Communication is the true life source of relationships. Keep it going and do it effectively, and you will overcome the obstacles all couples face, and after each victory, you’ll be even closer. If you find that you never fight or argue, that’s great, but be careful, because it may be a sign that you’re not fully communicating with each other in order to “keep the peace.”
If you can’t communicate with your partner, how can you cultivate a sense of closeness and love? Communication problems often lead to relationship issues, which is no great surprise.
Still, basic communication challenges often lead to broken relationships. It makes you wonder what everyone’s doing wrong.
Try to be unique in asking personal questions
“How was your day?”
There’s nothing implicitly wrong with the above question. But, if repeated frequently, it lacks sincerity and shows a lack of effort. When you say something canned, it implies you’re doing it as of social duty, like nodding your head when you accidentally lock eyes with someone.
Try asking things like, “Did you Miss me or you were busy in learning anything new today?” or, “What made you smile today?”
The latter question is especially poignant because it shows that you’re taking an active interest in their emotional well-being,
- 2.Not stating the obvious
“I love you. Your beauty is what makes the birds sing (obviously).”
Sometimes, we need to hear the obvious. It’s not enough to tell someone you love them once, because later they’ll wonder, “But how about now?” The same goes for compliments. When our needs aren’t being met, we’ll look for it in other places, which can be a slippery slope.
- 3.Mindful listening
So often in fights, each person is waiting for the other person to stop talking (or yelling) so that they can get their own words in. Both are typically holding strong to their stance and trying to get the other person to see just how wrong they are.
What does it look like when couples infuse mindfulness into the way they argue? If a couple can shift to becoming aware of and focused on what their partner is saying and really trying to understand their perspective and feelings, they gain the ability to empathize with one another. And empathy can shut down any fight. When we feel the pain and emotions that our loved one is experiencing, we’re better able to release our anger, resentment, or defensiveness and really work toward a mutual solution or understanding.

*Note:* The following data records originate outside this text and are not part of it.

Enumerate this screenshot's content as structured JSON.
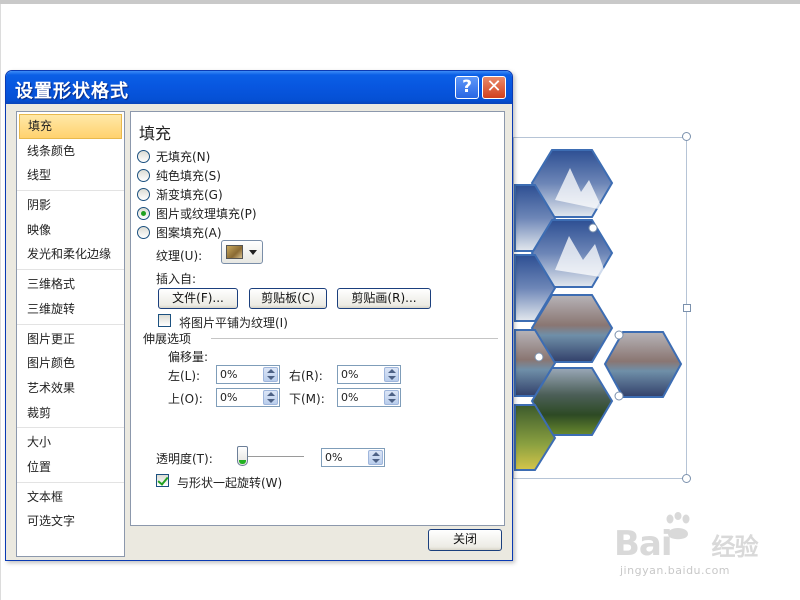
{
  "dialog": {
    "title": "设置形状格式",
    "help_label": "?",
    "close_x_label": "✕",
    "close_button_label": "关闭"
  },
  "sidebar": {
    "items": [
      "填充",
      "线条颜色",
      "线型",
      "阴影",
      "映像",
      "发光和柔化边缘",
      "三维格式",
      "三维旋转",
      "图片更正",
      "图片颜色",
      "艺术效果",
      "裁剪",
      "大小",
      "位置",
      "文本框",
      "可选文字"
    ],
    "active": "填充"
  },
  "panel": {
    "title": "填充",
    "radios": {
      "none": "无填充(N)",
      "solid": "纯色填充(S)",
      "gradient": "渐变填充(G)",
      "picture": "图片或纹理填充(P)",
      "pattern": "图案填充(A)"
    },
    "selected_radio": "图片或纹理填充(P)",
    "texture_label": "纹理(U):",
    "insert_from_label": "插入自:",
    "file_button": "文件(F)...",
    "clipboard_button": "剪贴板(C)",
    "clipart_button": "剪贴画(R)...",
    "tile_checkbox": "将图片平铺为纹理(I)",
    "tile_checked": false,
    "stretch_section": "伸展选项",
    "offset_label": "偏移量:",
    "left_label": "左(L):",
    "right_label": "右(R):",
    "top_label": "上(O):",
    "bottom_label": "下(M):",
    "left_value": "0%",
    "right_value": "0%",
    "top_value": "0%",
    "bottom_value": "0%",
    "transparency_label": "透明度(T):",
    "transparency_value": "0%",
    "transparency_level_percent": 0,
    "rotate_checkbox": "与形状一起旋转(W)",
    "rotate_checked": true
  },
  "watermark": {
    "logo": "Bai",
    "logo_end": "经验",
    "site": "jingyan.baidu.com"
  },
  "colors": {
    "titlebar": "#0856df",
    "active_item": "#ffd26e",
    "hex_border": "#3d6db3",
    "selection_border": "#b6c4d6"
  }
}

Now, empathy can only be achieved if both people are truly present and listening mindfully to what the other is saying.
Here’s how it works: One partner gets the talking stick first. They can speak their mind on the issue at hand, and then when finished, the person should listen and understand what their partner was saying. This can be a forced process at first for the listener, but it really does push them to stop thinking about themselves and their point of view and to put themselves in the shoes of their partner. The same process should for the 2nd person to gave chance to speak and make other person understand the issues.
Mindfulness…the key to shutting down fights in a relationship absolutely.
- 4.Resentment clear-outs.
Like anything else, relationships naturally experience ebbs and flows. There are times when one partner feels like they are carrying most of the weight while the other seems to be floating along. There is nothing wrong with someone putting in most of the effort while their partner enters Starts new business, starts a new job, or is managing difficult family matters. However, no one person can hold up a relationship by themselves for too long; it’s not sustainable, nor is it healthy or fair. When someone feels like they have been caught in the role of keeping the pair afloat for too long, tension can build. Resentments tally up, and mild irritations begin to feel like major infractions.
Try scheduling time to share thoughts or tough emotions you are withholding with your partner. After one person expresses their grievances, set a timer for the other person to respond. Another approach is to write a letter introducing topics and feelings, and then set aside a time to speak. The idea is to be open, receptive, and ready to clear the way for understanding and problem-solving. When done on a regular basis, this habit can drastically reduce the kind of day-to-day bickering that leads to larger and more dramatic conflicts.
- 5.The praise sandwich.
Most of us feel more comfortable offering praise than criticism. Yet, on a regular basis, it’s the praise that falls by the wayside while we shoot off quick criticisms or reminders throughout the day. It’s an easy pattern to find yourself in; most couples are so busy with work, social obligations, managing a household, or raising a family that they overlook what all those seemingly innocuous comments add up to over time: feeling unappreciated.
To offset this buildup of negative energy, try using a “praise sandwich” when you have a complaint and offer a bit of constructive feedback to your partner at the same time. For instance, “I love that you think ahead and make plans with our friends. We always have so much fun.” Then mention what you’d like to be done differently.